*** Opening of Dataset excerpts ***

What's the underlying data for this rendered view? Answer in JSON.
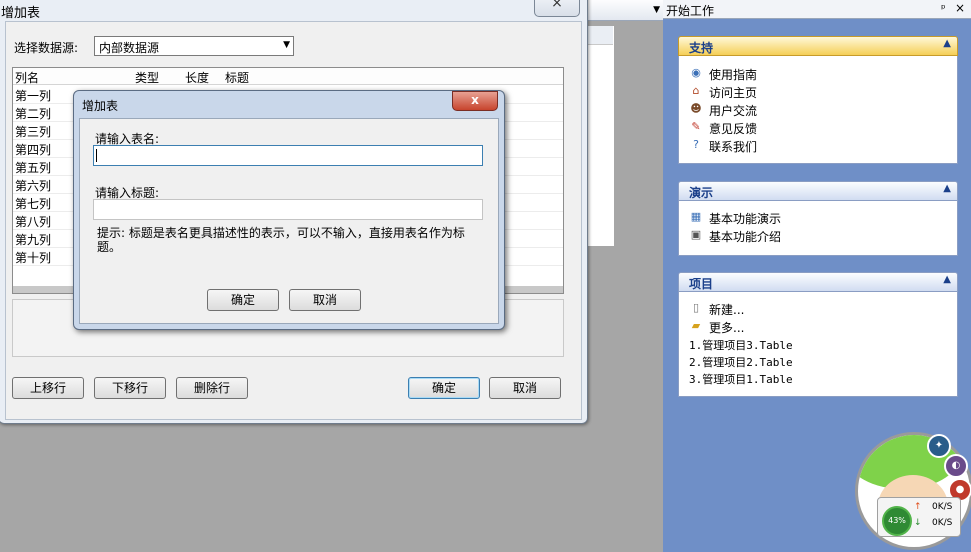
{
  "main_dialog": {
    "title": "增加表",
    "close_glyph": "×",
    "data_source_label": "选择数据源:",
    "data_source_value": "内部数据源",
    "columns_table": {
      "headers": [
        "列名",
        "类型",
        "长度",
        "标题"
      ],
      "rows": [
        "第一列",
        "第二列",
        "第三列",
        "第四列",
        "第五列",
        "第六列",
        "第七列",
        "第八列",
        "第九列",
        "第十列"
      ]
    },
    "buttons": {
      "move_up": "上移行",
      "move_down": "下移行",
      "delete_row": "删除行",
      "ok": "确定",
      "cancel": "取消"
    }
  },
  "add_table_dialog": {
    "title": "增加表",
    "close_glyph": "x",
    "table_name_label": "请输入表名:",
    "table_name_value": "",
    "caption_label": "请输入标题:",
    "caption_value": "",
    "hint": "提示: 标题是表名更具描述性的表示，可以不输入，直接用表名作为标题。",
    "ok": "确定",
    "cancel": "取消"
  },
  "task_pane": {
    "title": "开始工作",
    "pin_glyph": "ᵖ",
    "close_glyph": "×",
    "support": {
      "title": "支持",
      "items": [
        {
          "label": "使用指南",
          "icon": "guide-icon"
        },
        {
          "label": "访问主页",
          "icon": "home-icon"
        },
        {
          "label": "用户交流",
          "icon": "users-icon"
        },
        {
          "label": "意见反馈",
          "icon": "feedback-icon"
        },
        {
          "label": "联系我们",
          "icon": "contact-icon"
        }
      ]
    },
    "demo": {
      "title": "演示",
      "items": [
        {
          "label": "基本功能演示",
          "icon": "grid-icon"
        },
        {
          "label": "基本功能介绍",
          "icon": "monitor-icon"
        }
      ]
    },
    "projects": {
      "title": "项目",
      "items": [
        {
          "label": "新建...",
          "icon": "new-file-icon"
        },
        {
          "label": "更多...",
          "icon": "folder-icon"
        }
      ],
      "recent": [
        "1.管理项目3.Table",
        "2.管理项目2.Table",
        "3.管理项目1.Table"
      ]
    }
  },
  "widget": {
    "cpu_percent": "43%",
    "upload_speed": "0K/S",
    "download_speed": "0K/S",
    "up_arrow": "↑",
    "down_arrow": "↓"
  },
  "colors": {
    "pane_background": "#6f8fc7",
    "panel_title": "#1a3f8a",
    "close_red": "#c7442d",
    "selection_gold": "#f5cf57"
  }
}
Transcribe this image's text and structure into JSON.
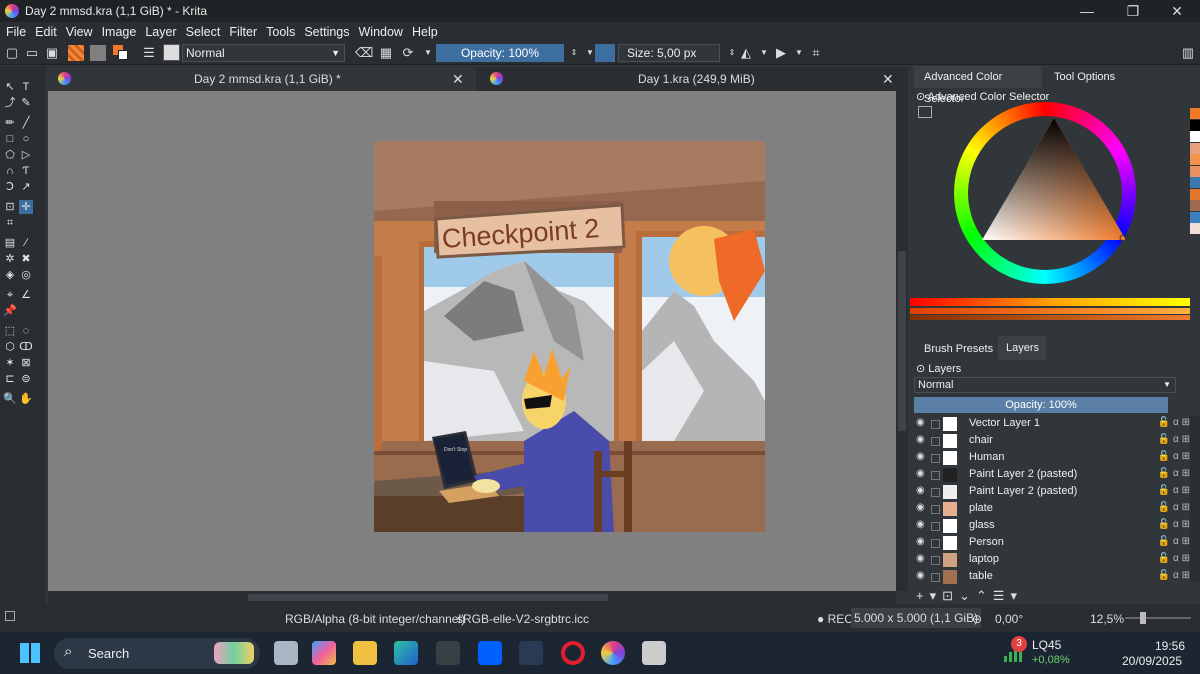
{
  "window": {
    "title": "Day 2 mmsd.kra (1,1 GiB) * - Krita",
    "minimize": "—",
    "maximize": "❐",
    "close": "✕"
  },
  "menu": [
    "File",
    "Edit",
    "View",
    "Image",
    "Layer",
    "Select",
    "Filter",
    "Tools",
    "Settings",
    "Window",
    "Help"
  ],
  "toolbar": {
    "blend_mode": "Normal",
    "opacity": "Opacity: 100%",
    "size": "Size: 5,00 px"
  },
  "tabs": [
    {
      "label": "Day 2 mmsd.kra (1,1 GiB) *",
      "close": "✕"
    },
    {
      "label": "Day 1.kra (249,9 MiB)",
      "close": "✕"
    }
  ],
  "artwork": {
    "sign_text": "Checkpoint 2",
    "laptop_text": "Don't Stop"
  },
  "docker": {
    "tabs_top": [
      "Advanced Color Selector",
      "Tool Options"
    ],
    "color_selector_title": "Advanced Color Selector",
    "tabs_mid": [
      "Brush Presets",
      "Layers"
    ],
    "layers_title": "Layers",
    "blend_mode": "Normal",
    "opacity": "Opacity: 100%",
    "layers": [
      "Vector Layer 1",
      "chair",
      "Human",
      "Paint Layer 2 (pasted)",
      "Paint Layer 2 (pasted)",
      "plate",
      "glass",
      "Person",
      "laptop",
      "table"
    ],
    "palette": [
      "#f07a2a",
      "#000000",
      "#ffffff",
      "#e6a080",
      "#f0944a",
      "#e89060",
      "#3c78b0",
      "#e07830",
      "#a06a50",
      "#3c80c0",
      "#f0e0d8"
    ]
  },
  "status": {
    "color_space": "RGB/Alpha (8-bit integer/channel)",
    "profile": "sRGB-elle-V2-srgbtrc.icc",
    "rec": "● REC",
    "dimensions": "5.000 x 5.000 (1,1 GiB)",
    "rotation": "0,00°",
    "zoom": "12,5%"
  },
  "taskbar": {
    "search": "Search",
    "stock_badge": "3",
    "stock_name": "LQ45",
    "stock_change": "+0,08%",
    "time": "19:56",
    "date": "20/09/2025"
  }
}
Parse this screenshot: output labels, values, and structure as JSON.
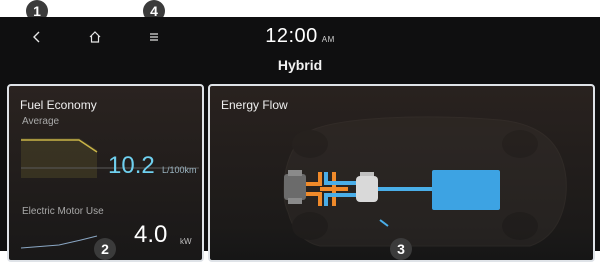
{
  "topbar": {
    "back_icon": "chevron-left-icon",
    "home_icon": "home-icon",
    "menu_icon": "menu-icon",
    "time": "12:00",
    "ampm": "AM",
    "mode_title": "Hybrid"
  },
  "fuel_economy": {
    "title": "Fuel Economy",
    "average_label": "Average",
    "average_value": "10.2",
    "average_unit": "L/100km",
    "motor_label": "Electric Motor Use",
    "motor_value": "4.0",
    "motor_unit": "kW"
  },
  "energy_flow": {
    "title": "Energy Flow"
  },
  "callouts": {
    "one": "1",
    "two": "2",
    "three": "3",
    "four": "4"
  },
  "colors": {
    "accent_blue": "#4aaee8",
    "accent_orange": "#f08a2a",
    "value_cyan": "#6fd0ef",
    "panel_border": "#dfe3e8",
    "graph_yellow": "#c9b447"
  }
}
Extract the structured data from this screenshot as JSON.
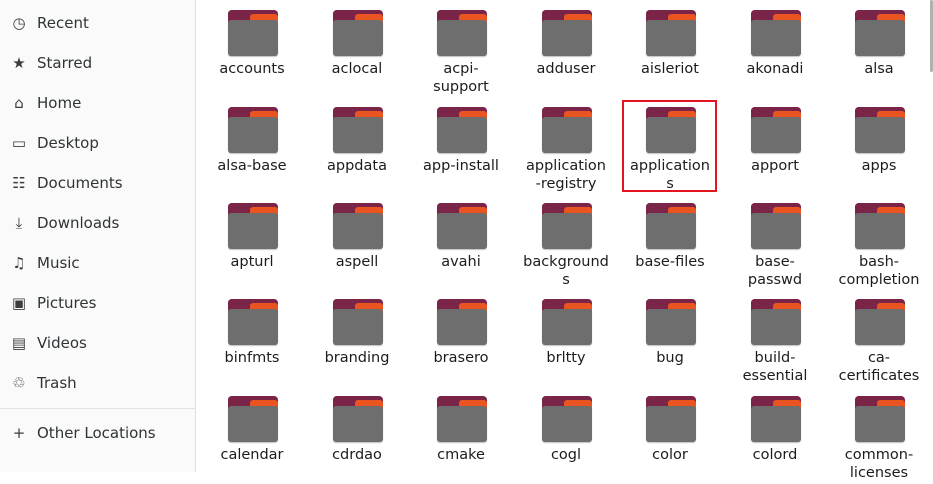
{
  "sidebar": {
    "items": [
      {
        "label": "Recent",
        "icon": "clock-icon"
      },
      {
        "label": "Starred",
        "icon": "star-icon"
      },
      {
        "label": "Home",
        "icon": "home-icon"
      },
      {
        "label": "Desktop",
        "icon": "desktop-icon"
      },
      {
        "label": "Documents",
        "icon": "documents-icon"
      },
      {
        "label": "Downloads",
        "icon": "download-icon"
      },
      {
        "label": "Music",
        "icon": "music-icon"
      },
      {
        "label": "Pictures",
        "icon": "pictures-icon"
      },
      {
        "label": "Videos",
        "icon": "videos-icon"
      },
      {
        "label": "Trash",
        "icon": "trash-icon"
      }
    ],
    "other_locations": {
      "label": "Other Locations",
      "icon": "plus-icon"
    }
  },
  "files": {
    "rows": [
      [
        "accounts",
        "aclocal",
        "acpi-\nsupport",
        "adduser",
        "aisleriot",
        "akonadi",
        "alsa"
      ],
      [
        "alsa-base",
        "appdata",
        "app-install",
        "application\n-registry",
        "application\ns",
        "apport",
        "apps"
      ],
      [
        "apturl",
        "aspell",
        "avahi",
        "background\ns",
        "base-files",
        "base-\npasswd",
        "bash-\ncompletion"
      ],
      [
        "binfmts",
        "branding",
        "brasero",
        "brltty",
        "bug",
        "build-\nessential",
        "ca-\ncertificates"
      ],
      [
        "calendar",
        "cdrdao",
        "cmake",
        "cogl",
        "color",
        "colord",
        "common-\nlicenses"
      ]
    ],
    "selected": "applications"
  },
  "colors": {
    "folder_back": "#7a2448",
    "folder_edge": "#e95420",
    "folder_front": "#6e6e6e",
    "highlight": "#e3151f"
  }
}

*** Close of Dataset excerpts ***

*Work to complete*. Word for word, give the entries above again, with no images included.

*Result for this exercise*.
What's the underlying data for this rendered view? Answer in JSON.
{
  "main_dialog": {
    "title": "增加表",
    "close_glyph": "×",
    "data_source_label": "选择数据源:",
    "data_source_value": "内部数据源",
    "columns_table": {
      "headers": [
        "列名",
        "类型",
        "长度",
        "标题"
      ],
      "rows": [
        "第一列",
        "第二列",
        "第三列",
        "第四列",
        "第五列",
        "第六列",
        "第七列",
        "第八列",
        "第九列",
        "第十列"
      ]
    },
    "buttons": {
      "move_up": "上移行",
      "move_down": "下移行",
      "delete_row": "删除行",
      "ok": "确定",
      "cancel": "取消"
    }
  },
  "add_table_dialog": {
    "title": "增加表",
    "close_glyph": "x",
    "table_name_label": "请输入表名:",
    "table_name_value": "",
    "caption_label": "请输入标题:",
    "caption_value": "",
    "hint": "提示: 标题是表名更具描述性的表示，可以不输入，直接用表名作为标题。",
    "ok": "确定",
    "cancel": "取消"
  },
  "task_pane": {
    "title": "开始工作",
    "pin_glyph": "ᵖ",
    "close_glyph": "×",
    "support": {
      "title": "支持",
      "items": [
        {
          "label": "使用指南",
          "icon": "guide-icon"
        },
        {
          "label": "访问主页",
          "icon": "home-icon"
        },
        {
          "label": "用户交流",
          "icon": "users-icon"
        },
        {
          "label": "意见反馈",
          "icon": "feedback-icon"
        },
        {
          "label": "联系我们",
          "icon": "contact-icon"
        }
      ]
    },
    "demo": {
      "title": "演示",
      "items": [
        {
          "label": "基本功能演示",
          "icon": "grid-icon"
        },
        {
          "label": "基本功能介绍",
          "icon": "monitor-icon"
        }
      ]
    },
    "projects": {
      "title": "项目",
      "items": [
        {
          "label": "新建...",
          "icon": "new-file-icon"
        },
        {
          "label": "更多...",
          "icon": "folder-icon"
        }
      ],
      "recent": [
        "1.管理项目3.Table",
        "2.管理项目2.Table",
        "3.管理项目1.Table"
      ]
    }
  },
  "widget": {
    "cpu_percent": "43%",
    "upload_speed": "0K/S",
    "download_speed": "0K/S",
    "up_arrow": "↑",
    "down_arrow": "↓"
  },
  "colors": {
    "pane_background": "#6f8fc7",
    "panel_title": "#1a3f8a",
    "close_red": "#c7442d",
    "selection_gold": "#f5cf57"
  }
}
Transcribe this image's text and structure into JSON.
{
  "window": {
    "title": "Day 2 mmsd.kra (1,1 GiB) * - Krita",
    "minimize": "—",
    "maximize": "❐",
    "close": "✕"
  },
  "menu": [
    "File",
    "Edit",
    "View",
    "Image",
    "Layer",
    "Select",
    "Filter",
    "Tools",
    "Settings",
    "Window",
    "Help"
  ],
  "toolbar": {
    "blend_mode": "Normal",
    "opacity": "Opacity: 100%",
    "size": "Size: 5,00 px"
  },
  "tabs": [
    {
      "label": "Day 2 mmsd.kra (1,1 GiB) *",
      "close": "✕"
    },
    {
      "label": "Day 1.kra (249,9 MiB)",
      "close": "✕"
    }
  ],
  "artwork": {
    "sign_text": "Checkpoint 2",
    "laptop_text": "Don't Stop"
  },
  "docker": {
    "tabs_top": [
      "Advanced Color Selector",
      "Tool Options"
    ],
    "color_selector_title": "Advanced Color Selector",
    "tabs_mid": [
      "Brush Presets",
      "Layers"
    ],
    "layers_title": "Layers",
    "blend_mode": "Normal",
    "opacity": "Opacity: 100%",
    "layers": [
      "Vector Layer 1",
      "chair",
      "Human",
      "Paint Layer 2 (pasted)",
      "Paint Layer 2 (pasted)",
      "plate",
      "glass",
      "Person",
      "laptop",
      "table"
    ],
    "palette": [
      "#f07a2a",
      "#000000",
      "#ffffff",
      "#e6a080",
      "#f0944a",
      "#e89060",
      "#3c78b0",
      "#e07830",
      "#a06a50",
      "#3c80c0",
      "#f0e0d8"
    ]
  },
  "status": {
    "color_space": "RGB/Alpha (8-bit integer/channel)",
    "profile": "sRGB-elle-V2-srgbtrc.icc",
    "rec": "● REC",
    "dimensions": "5.000 x 5.000 (1,1 GiB)",
    "rotation": "0,00°",
    "zoom": "12,5%"
  },
  "taskbar": {
    "search": "Search",
    "stock_badge": "3",
    "stock_name": "LQ45",
    "stock_change": "+0,08%",
    "time": "19:56",
    "date": "20/09/2025"
  }
}
Parse this screenshot: output labels, values, and structure as JSON.
{
  "topbar": {
    "back_icon": "chevron-left-icon",
    "home_icon": "home-icon",
    "menu_icon": "menu-icon",
    "time": "12:00",
    "ampm": "AM",
    "mode_title": "Hybrid"
  },
  "fuel_economy": {
    "title": "Fuel Economy",
    "average_label": "Average",
    "average_value": "10.2",
    "average_unit": "L/100km",
    "motor_label": "Electric Motor Use",
    "motor_value": "4.0",
    "motor_unit": "kW"
  },
  "energy_flow": {
    "title": "Energy Flow"
  },
  "callouts": {
    "one": "1",
    "two": "2",
    "three": "3",
    "four": "4"
  },
  "colors": {
    "accent_blue": "#4aaee8",
    "accent_orange": "#f08a2a",
    "value_cyan": "#6fd0ef",
    "panel_border": "#dfe3e8",
    "graph_yellow": "#c9b447"
  }
}
Extract the structured data from this screenshot as JSON.
{
  "sidebar": {
    "items": [
      {
        "label": "Recent",
        "icon": "clock-icon"
      },
      {
        "label": "Starred",
        "icon": "star-icon"
      },
      {
        "label": "Home",
        "icon": "home-icon"
      },
      {
        "label": "Desktop",
        "icon": "desktop-icon"
      },
      {
        "label": "Documents",
        "icon": "documents-icon"
      },
      {
        "label": "Downloads",
        "icon": "download-icon"
      },
      {
        "label": "Music",
        "icon": "music-icon"
      },
      {
        "label": "Pictures",
        "icon": "pictures-icon"
      },
      {
        "label": "Videos",
        "icon": "videos-icon"
      },
      {
        "label": "Trash",
        "icon": "trash-icon"
      }
    ],
    "other_locations": {
      "label": "Other Locations",
      "icon": "plus-icon"
    }
  },
  "files": {
    "rows": [
      [
        "accounts",
        "aclocal",
        "acpi-\nsupport",
        "adduser",
        "aisleriot",
        "akonadi",
        "alsa"
      ],
      [
        "alsa-base",
        "appdata",
        "app-install",
        "application\n-registry",
        "application\ns",
        "apport",
        "apps"
      ],
      [
        "apturl",
        "aspell",
        "avahi",
        "background\ns",
        "base-files",
        "base-\npasswd",
        "bash-\ncompletion"
      ],
      [
        "binfmts",
        "branding",
        "brasero",
        "brltty",
        "bug",
        "build-\nessential",
        "ca-\ncertificates"
      ],
      [
        "calendar",
        "cdrdao",
        "cmake",
        "cogl",
        "color",
        "colord",
        "common-\nlicenses"
      ]
    ],
    "selected": "applications"
  },
  "colors": {
    "folder_back": "#7a2448",
    "folder_edge": "#e95420",
    "folder_front": "#6e6e6e",
    "highlight": "#e3151f"
  }
}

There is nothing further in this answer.